From the moment you walk into a restaurant, the waitstaff is evaluating you and your party. They want to figure out your mood, your intentions for the experience, and what you do or don’t like. Throughout the meal, they’ll be looking for visual clues, listening for verbal cues, and watching your body language. Their goal is to make the meal as enjoyable as possible (which, of course, they hope will lead to you tipping well and returning for another meal). But what signals are you unconsciously and consciously sending, and how do servers react?
To find out how waitstaff read a table to give you the best service, we spoke with two seasoned servers, Ike Jackson Jr. of Red Fish Grill in New Orleans, Louisiana, who has been in the business for 13 years, and Julian Rojas, a 15-year veteran who has been at Bourbon Steak Washington, D.C., for the past eight years. Read on and watch how great servers watch you the next time you dine at a restaurant on OpenTable.
Giving instant attention
The first rule for a server is to immediately introduce themselves and interact with the guests — that way they can get an initial read of the table and begin to plot out how the meal should unfold. “As soon as they sit down, I try to be Johnny-on-the-spot,” says Jackson. “If you’re late to the table, they’re ticked off from the start and you’re working from a minority position.”
It’s all about determining whether guests want to be finished quickly or plan on lingering so the server can pace the meal properly and tailor their service accordingly. To figure it out, the server will look at how people are dressed, listen to what they’re discussing, and gauge who’s in the party. “If it’s a business meal, it’ll be fast and they don’t want us to interrupt,” says Rojas. “If it’s friends or family, they’re often willing to have an experience with us, so we spend more time talking with them, interacting, and entertaining.”
Assessing the occasion

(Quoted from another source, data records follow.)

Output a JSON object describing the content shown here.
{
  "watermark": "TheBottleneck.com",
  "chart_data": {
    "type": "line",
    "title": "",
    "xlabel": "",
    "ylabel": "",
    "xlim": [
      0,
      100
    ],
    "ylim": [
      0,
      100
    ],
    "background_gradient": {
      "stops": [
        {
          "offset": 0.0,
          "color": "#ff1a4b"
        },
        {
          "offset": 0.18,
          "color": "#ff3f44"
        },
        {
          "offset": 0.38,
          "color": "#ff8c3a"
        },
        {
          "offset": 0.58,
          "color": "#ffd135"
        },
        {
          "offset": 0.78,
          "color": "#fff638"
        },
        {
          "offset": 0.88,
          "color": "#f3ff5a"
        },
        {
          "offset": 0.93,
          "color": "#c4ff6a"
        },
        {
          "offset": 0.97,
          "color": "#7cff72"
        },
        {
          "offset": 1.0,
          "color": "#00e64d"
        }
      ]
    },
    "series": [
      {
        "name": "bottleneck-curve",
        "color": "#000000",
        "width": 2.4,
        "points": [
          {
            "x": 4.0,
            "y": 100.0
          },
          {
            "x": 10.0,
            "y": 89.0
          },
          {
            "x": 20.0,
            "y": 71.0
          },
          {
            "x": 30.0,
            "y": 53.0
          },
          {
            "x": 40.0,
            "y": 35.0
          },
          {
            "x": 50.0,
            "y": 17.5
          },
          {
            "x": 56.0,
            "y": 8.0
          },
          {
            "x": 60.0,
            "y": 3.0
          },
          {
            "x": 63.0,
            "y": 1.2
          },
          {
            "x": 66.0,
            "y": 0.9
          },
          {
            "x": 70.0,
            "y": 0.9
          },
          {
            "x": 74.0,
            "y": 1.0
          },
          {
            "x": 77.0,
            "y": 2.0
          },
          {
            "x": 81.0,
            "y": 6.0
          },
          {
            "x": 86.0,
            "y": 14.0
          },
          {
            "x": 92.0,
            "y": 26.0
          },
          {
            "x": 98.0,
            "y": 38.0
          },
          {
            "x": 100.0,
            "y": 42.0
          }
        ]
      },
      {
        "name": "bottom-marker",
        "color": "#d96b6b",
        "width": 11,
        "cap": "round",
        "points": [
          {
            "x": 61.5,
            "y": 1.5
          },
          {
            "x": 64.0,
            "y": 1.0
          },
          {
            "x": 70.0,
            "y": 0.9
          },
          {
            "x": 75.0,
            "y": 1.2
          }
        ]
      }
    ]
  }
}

Though many guests will leave a note in their OpenTable reservation to inform the restaurant that their meal is marking a special occasion, it doesn’t always happen. So, if guests are dressed up or look like they’re in party mode, the server will always ask if they’re celebrating something. “If they are, we treat them extra well,” says Rojas, “because you want them to have a good experience and you don’t want to ruin their special event.” [Ed. Note: Save your server a step, and use those notes, folks.]
Analyzing facial cues
As a guest reads over the menu, servers will watch their expressions and head movements. If there are frowns, furrowed brows, or small shakes of the head, it probably means they don’t see anything they like or are otherwise unenthusiastic. “Sometimes you’ve got to encourage them,” says Jackson. “I like to bust the menu wide open and tell them about everything we’ve got. After finding out what they like, I try to point them in the right direction.”
Watching for slow sipping
Not sipping your drink that much? A good server will take note. “I’ll go and ask if they’re all right with it,” says Rojas. “If they only say it’s good, that’s not good enough. I want to hear great. If they don’t like it, I’ll ask a few questions to see what they prefer and then change it without hesitation.”
Noticing untouched food
If someone isn’t eating their dish or is pushing the food around, that’s a cue for a server to ask if the guest is enjoying it. If they don’t, the server will offer to exchange it immediately. “We’re always happy to make you happy,” says Rojas, “because sometimes a steak isn’t cooked the way you wanted it or a dish doesn’t taste as you imagined it would.”
Listening for hesitation
Sometimes a guest will eat a dish they’re not truly liking. “If I ask a guest if they’re enjoying the food and they hesitate, I know something is going on,” says Jackson. “Then I need to find out what it is. I want to give them the confidence to tell me. I want them to know it’s easy for us to change a dish or give them other options. I don’t want them to feel bad, so I tell them we do it all the time.”
Looking out for looking up
The number one thing a server watches for over the course of the meal from start to finish is a guest looking up or peering around the dining room because it probably means they need service. “That’s why servers have to be where the guest can see them,” says Jackson. “If you look my way, I’m going to come over.”
Have you ever been a server? Let us know how you read tables to give better service here or over on Facebook, Instagram, Pinterest, or Twitter. And, remember to snap + share your #dishpics with us on Instagram for a chance to win in our weekly giveaway.
Nevin Martell is a Washington, D.C.-based food and travel writer and the author of several books, including Freak Show Without A Tent: Swimming with Piranhas, Getting Stoned in Fiji and Other Family Vacations. Find him on Twitter @nevinmartell and Instagram @nevinmartell.